#### [RECORDS PROVIDED]

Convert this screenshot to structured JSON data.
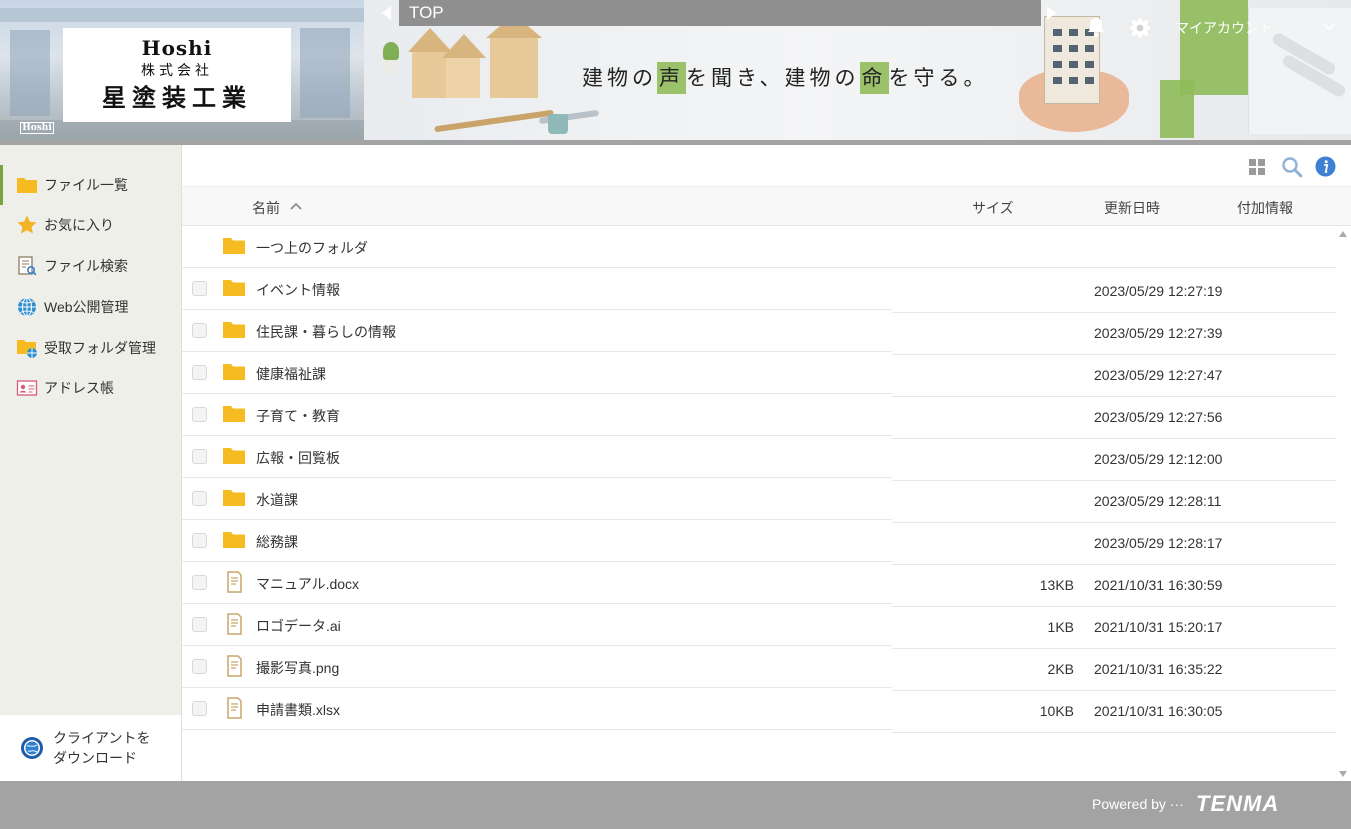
{
  "header": {
    "logo": {
      "en": "Hoshi",
      "sub": "株式会社",
      "main": "星塗装工業",
      "building_tag": "Hoshi"
    },
    "slogan": {
      "p1": "建物の",
      "h1": "声",
      "p2": "を聞き、建物の",
      "h2": "命",
      "p3": "を守る。"
    },
    "breadcrumb": "TOP",
    "account_label": "マイアカウント",
    "accent": "#9bc26a"
  },
  "sidebar": {
    "items": [
      {
        "label": "ファイル一覧",
        "icon": "folder-icon"
      },
      {
        "label": "お気に入り",
        "icon": "star-icon"
      },
      {
        "label": "ファイル検索",
        "icon": "file-search-icon"
      },
      {
        "label": "Web公開管理",
        "icon": "globe-icon"
      },
      {
        "label": "受取フォルダ管理",
        "icon": "receive-folder-icon"
      },
      {
        "label": "アドレス帳",
        "icon": "address-book-icon"
      }
    ],
    "client_download": {
      "line1": "クライアントを",
      "line2": "ダウンロード"
    }
  },
  "table": {
    "headers": {
      "name": "名前",
      "size": "サイズ",
      "updated": "更新日時",
      "extra": "付加情報"
    },
    "parent_label": "一つ上のフォルダ",
    "rows": [
      {
        "name": "イベント情報",
        "type": "folder",
        "size": "",
        "date": "2023/05/29 12:27:19"
      },
      {
        "name": "住民課・暮らしの情報",
        "type": "folder",
        "size": "",
        "date": "2023/05/29 12:27:39"
      },
      {
        "name": "健康福祉課",
        "type": "folder",
        "size": "",
        "date": "2023/05/29 12:27:47"
      },
      {
        "name": "子育て・教育",
        "type": "folder",
        "size": "",
        "date": "2023/05/29 12:27:56"
      },
      {
        "name": "広報・回覧板",
        "type": "folder",
        "size": "",
        "date": "2023/05/29 12:12:00"
      },
      {
        "name": "水道課",
        "type": "folder",
        "size": "",
        "date": "2023/05/29 12:28:11"
      },
      {
        "name": "総務課",
        "type": "folder",
        "size": "",
        "date": "2023/05/29 12:28:17"
      },
      {
        "name": "マニュアル.docx",
        "type": "file",
        "size": "13KB",
        "date": "2021/10/31 16:30:59"
      },
      {
        "name": "ロゴデータ.ai",
        "type": "file",
        "size": "1KB",
        "date": "2021/10/31 15:20:17"
      },
      {
        "name": "撮影写真.png",
        "type": "file",
        "size": "2KB",
        "date": "2021/10/31 16:35:22"
      },
      {
        "name": "申請書類.xlsx",
        "type": "file",
        "size": "10KB",
        "date": "2021/10/31 16:30:05"
      }
    ]
  },
  "footer": {
    "powered_by": "Powered by ···",
    "brand": "TENMA"
  },
  "colors": {
    "folder": "#f7bb22",
    "file_outline": "#c9a66b",
    "info": "#3d7fd3",
    "footer_bg": "#a3a3a3"
  }
}
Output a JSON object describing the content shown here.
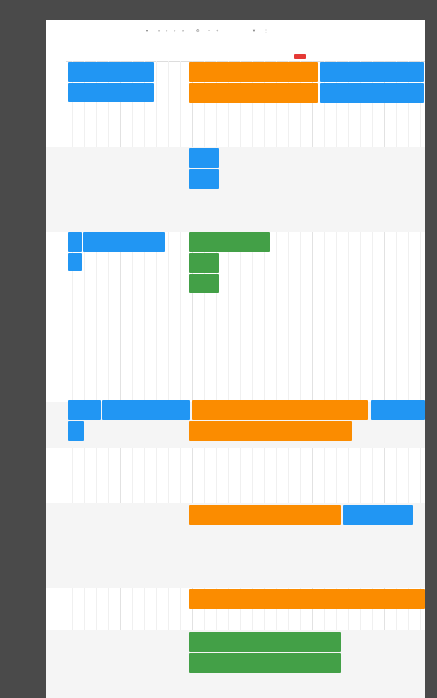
{
  "toolbar": {
    "field1_caption": "",
    "field1_value": "",
    "field2_caption": "",
    "field2_value": "",
    "field3_value": "",
    "field4_value": ""
  },
  "datebar": {
    "label": "",
    "date_left": "",
    "date_right": ""
  },
  "lanes": [
    {
      "label": ""
    },
    {
      "label": ""
    },
    {
      "label": ""
    },
    {
      "label": ""
    },
    {
      "label": ""
    },
    {
      "label": ""
    },
    {
      "label": ""
    },
    {
      "label": ""
    },
    {
      "label": ""
    }
  ],
  "colors": {
    "blue": "#2196f3",
    "orange": "#fb8c00",
    "green": "#43a047",
    "now_marker": "#e53935"
  },
  "events": [
    {
      "color": "blue"
    },
    {
      "color": "blue"
    },
    {
      "color": "orange"
    },
    {
      "color": "orange"
    },
    {
      "color": "blue"
    },
    {
      "color": "blue"
    },
    {
      "color": "blue"
    },
    {
      "color": "blue"
    },
    {
      "color": "blue"
    },
    {
      "color": "blue"
    },
    {
      "color": "blue"
    },
    {
      "color": "green"
    },
    {
      "color": "green"
    },
    {
      "color": "green"
    },
    {
      "color": "blue"
    },
    {
      "color": "blue"
    },
    {
      "color": "blue"
    },
    {
      "color": "orange"
    },
    {
      "color": "blue"
    },
    {
      "color": "orange"
    },
    {
      "color": "orange"
    },
    {
      "color": "blue"
    },
    {
      "color": "orange"
    },
    {
      "color": "green"
    },
    {
      "color": "green"
    }
  ]
}
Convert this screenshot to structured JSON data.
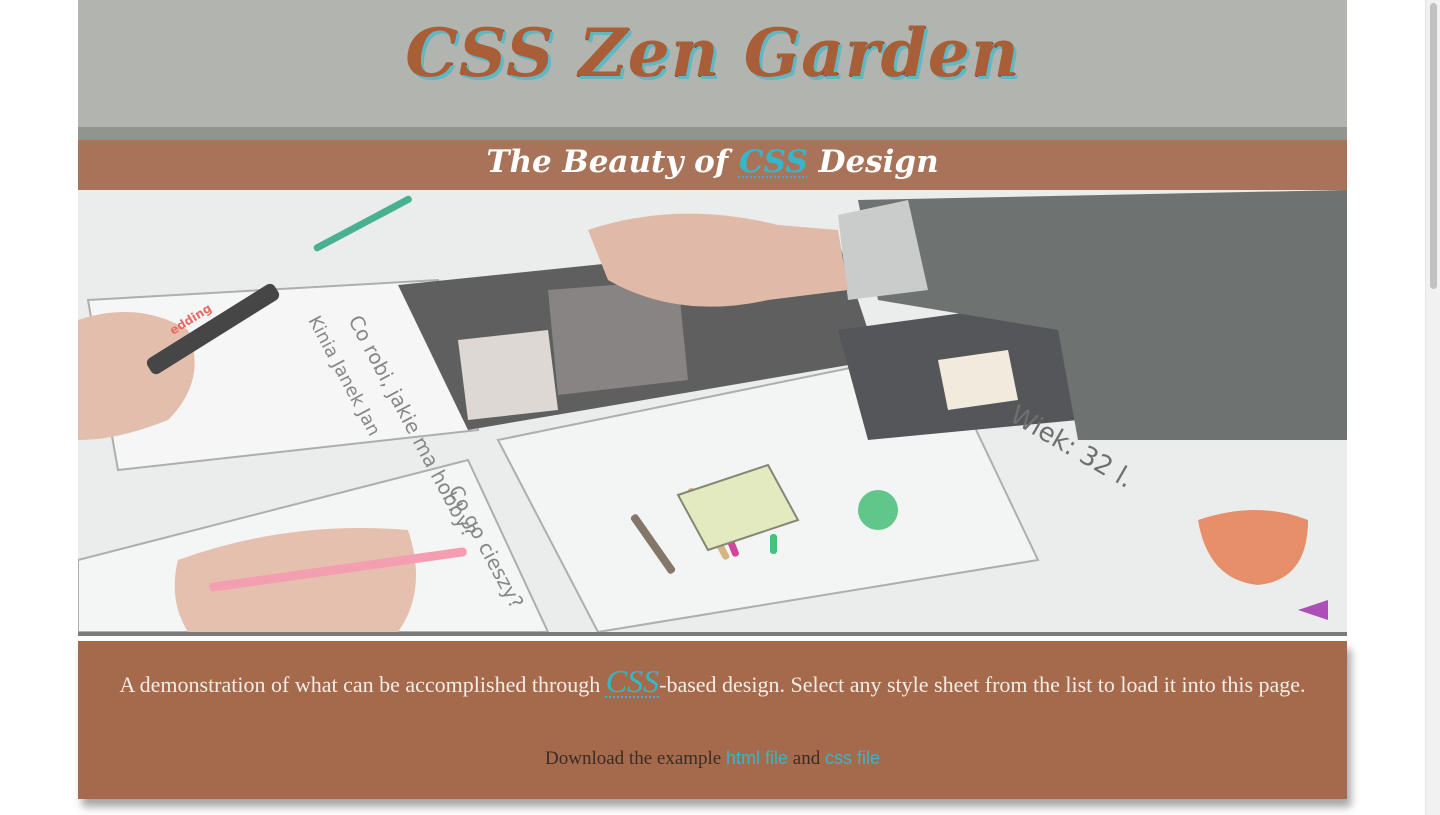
{
  "header": {
    "title": "CSS Zen Garden",
    "subtitle_before": "The Beauty of",
    "subtitle_abbr": "CSS",
    "subtitle_after": "Design"
  },
  "hero": {
    "note_top": "Co robi, jakie ma hobby?",
    "note_names": "Kinia Janek Jan",
    "note_bottom": "Co go cieszy?",
    "note_age": "Wiek: 32 l.",
    "marker_brand": "edding"
  },
  "intro": {
    "text_before": "A demonstration of what can be accomplished through",
    "abbr": "CSS",
    "text_after": "-based design. Select any style sheet from the list to load it into this page.",
    "download_prefix": "Download the example",
    "html_link": "html file",
    "download_and": "and",
    "css_link": "css file"
  },
  "colors": {
    "title": "#a85f37",
    "accent": "#37b6c9",
    "panel": "#a56a4c",
    "subtitle_band": "#a9735a"
  },
  "scrollbar": {
    "position": 0
  }
}
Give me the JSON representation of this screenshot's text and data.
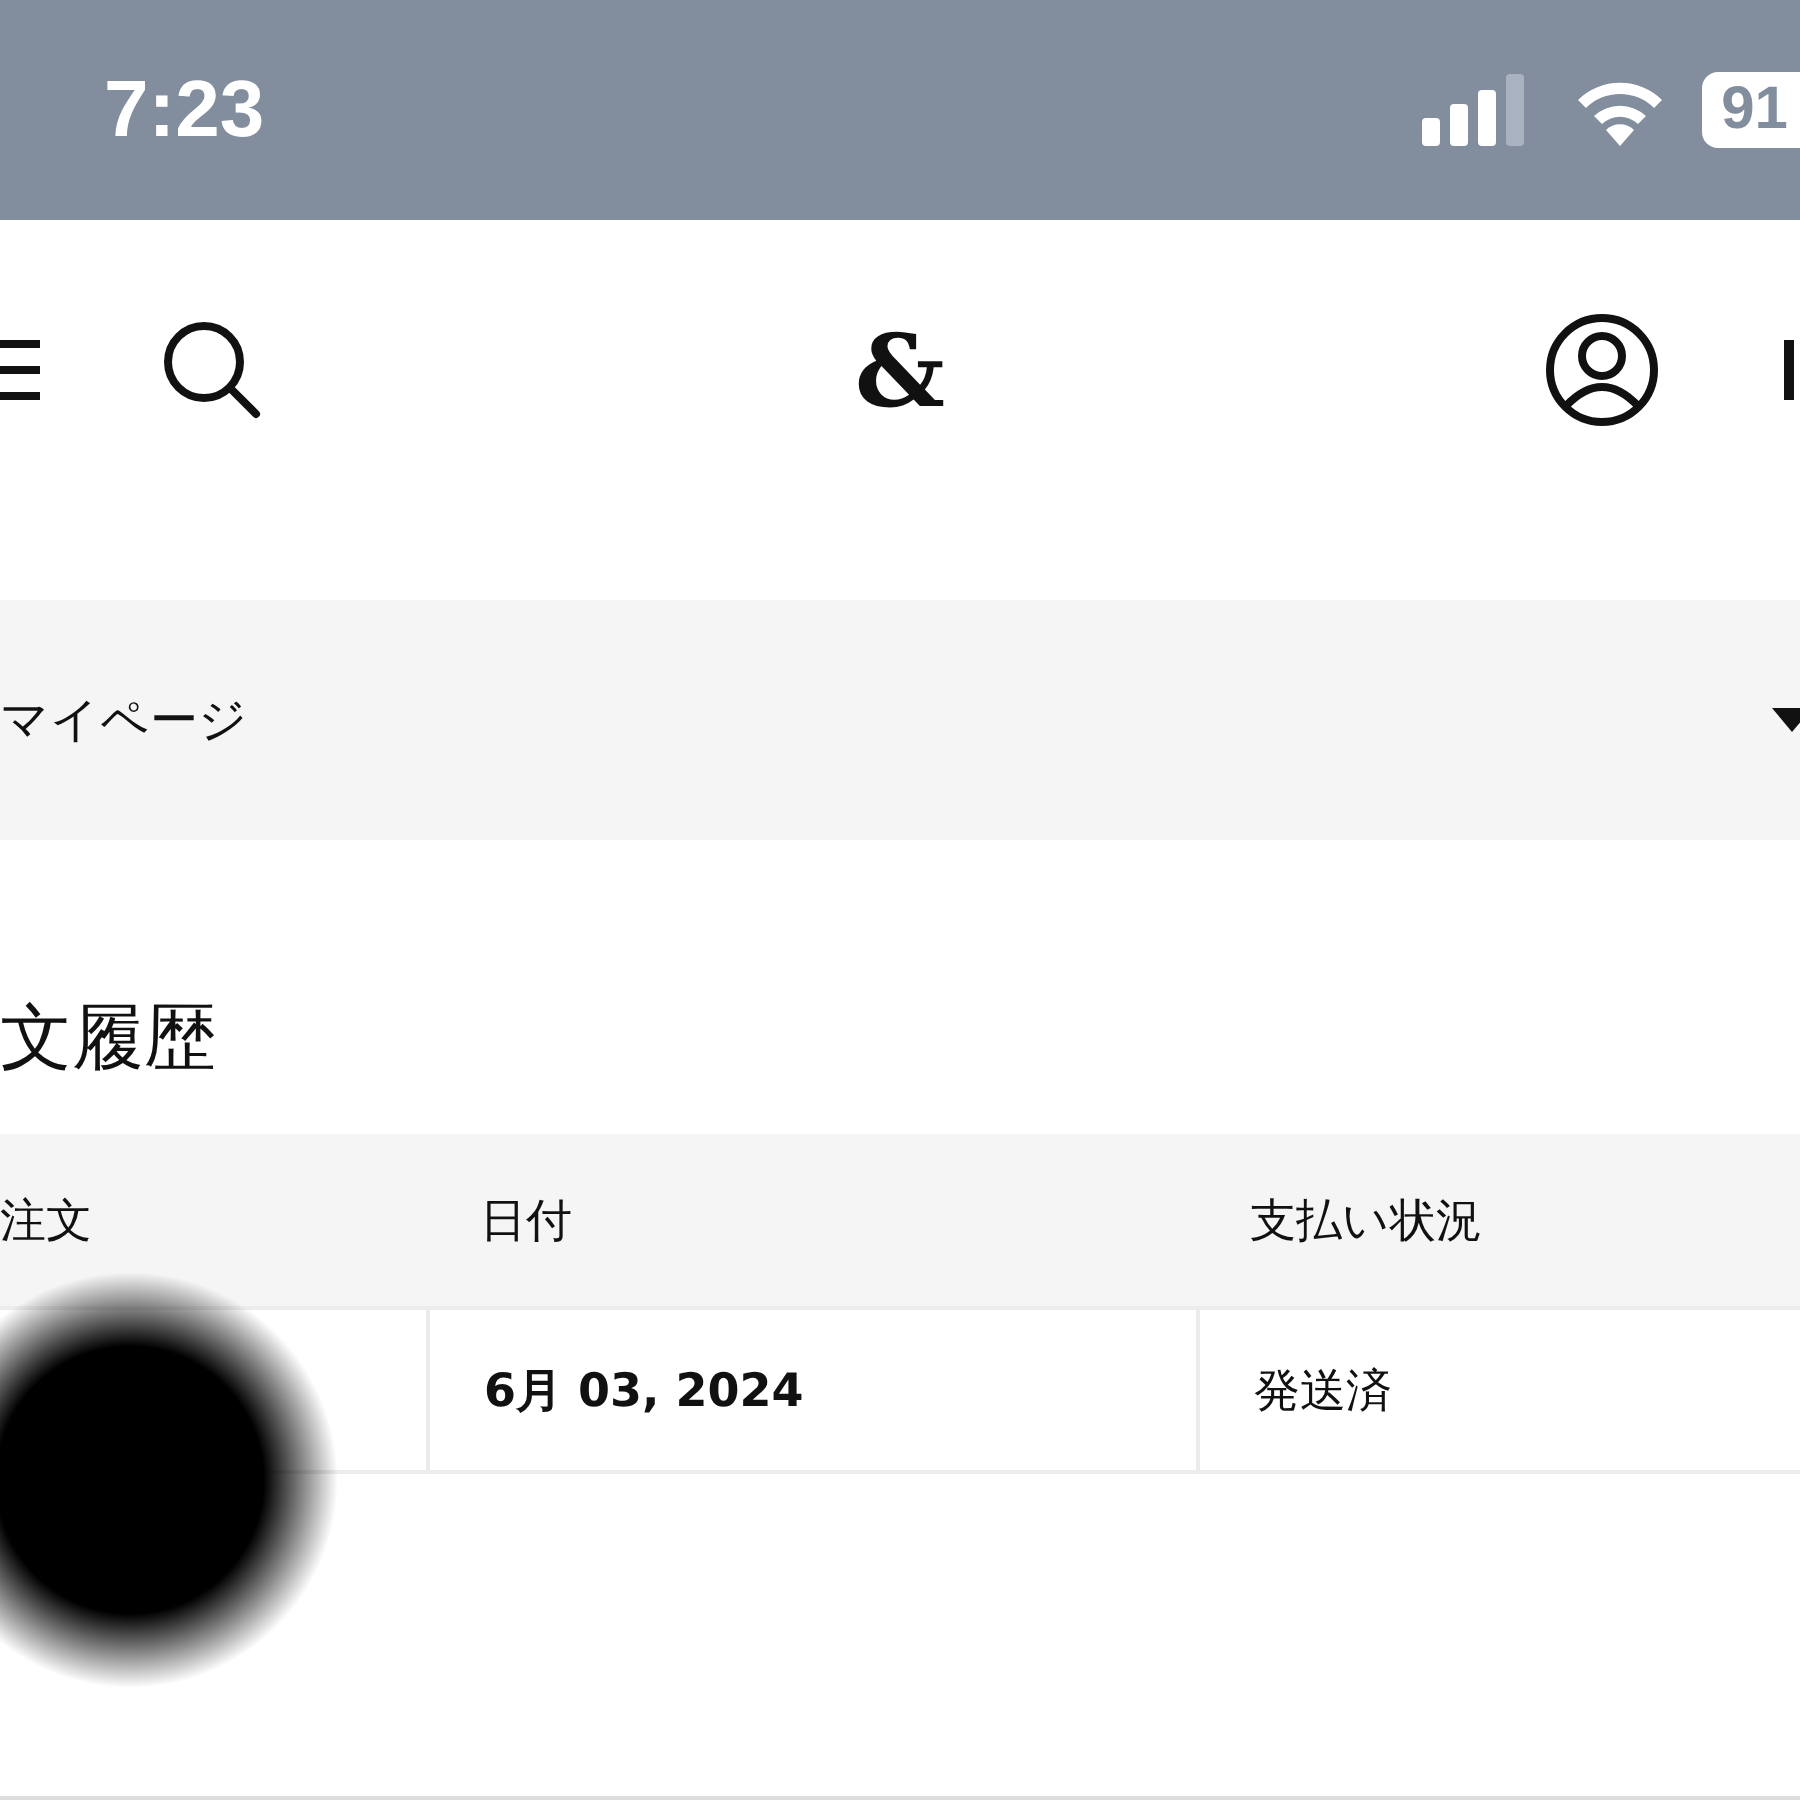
{
  "status_bar": {
    "time": "7:23",
    "battery": "91"
  },
  "header": {
    "logo": "&"
  },
  "page_menu": {
    "label": "マイページ",
    "expanded": false
  },
  "section_title": "文履歴",
  "table": {
    "columns": [
      "注文",
      "日付",
      "支払い状況"
    ],
    "rows": [
      {
        "order_redacted": true,
        "date": "6月 03, 2024",
        "status": "発送済"
      }
    ]
  }
}
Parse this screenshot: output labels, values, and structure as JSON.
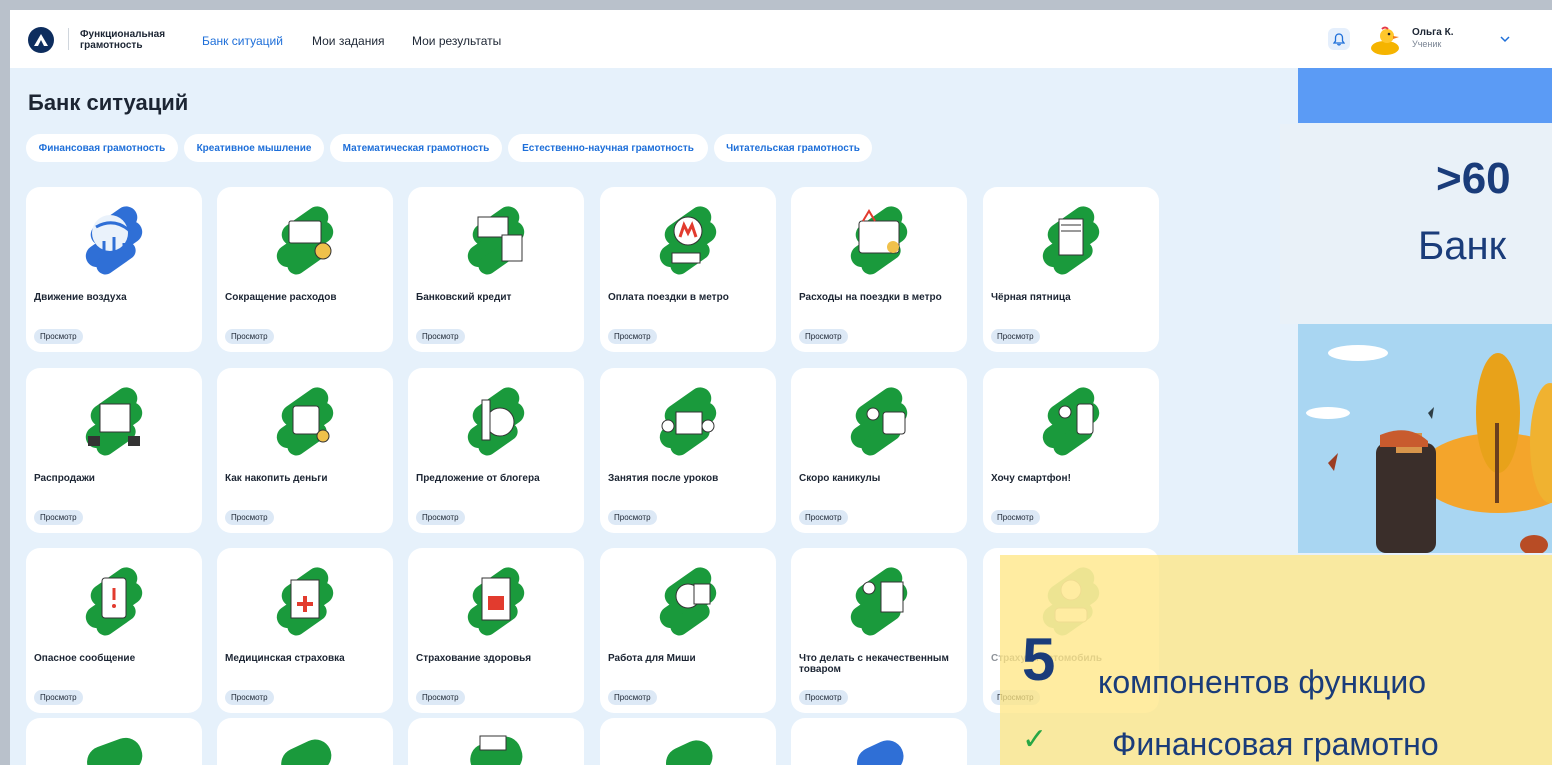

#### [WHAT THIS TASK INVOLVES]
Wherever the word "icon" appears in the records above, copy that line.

#### [WRITTEN RESPONSE]
        "icon": "folder-icon"
        "icon": "star-icon"
        "icon": "file-search-icon"
        "icon": "globe-icon"
        "icon": "receive-folder-icon"
        "icon": "address-book-icon"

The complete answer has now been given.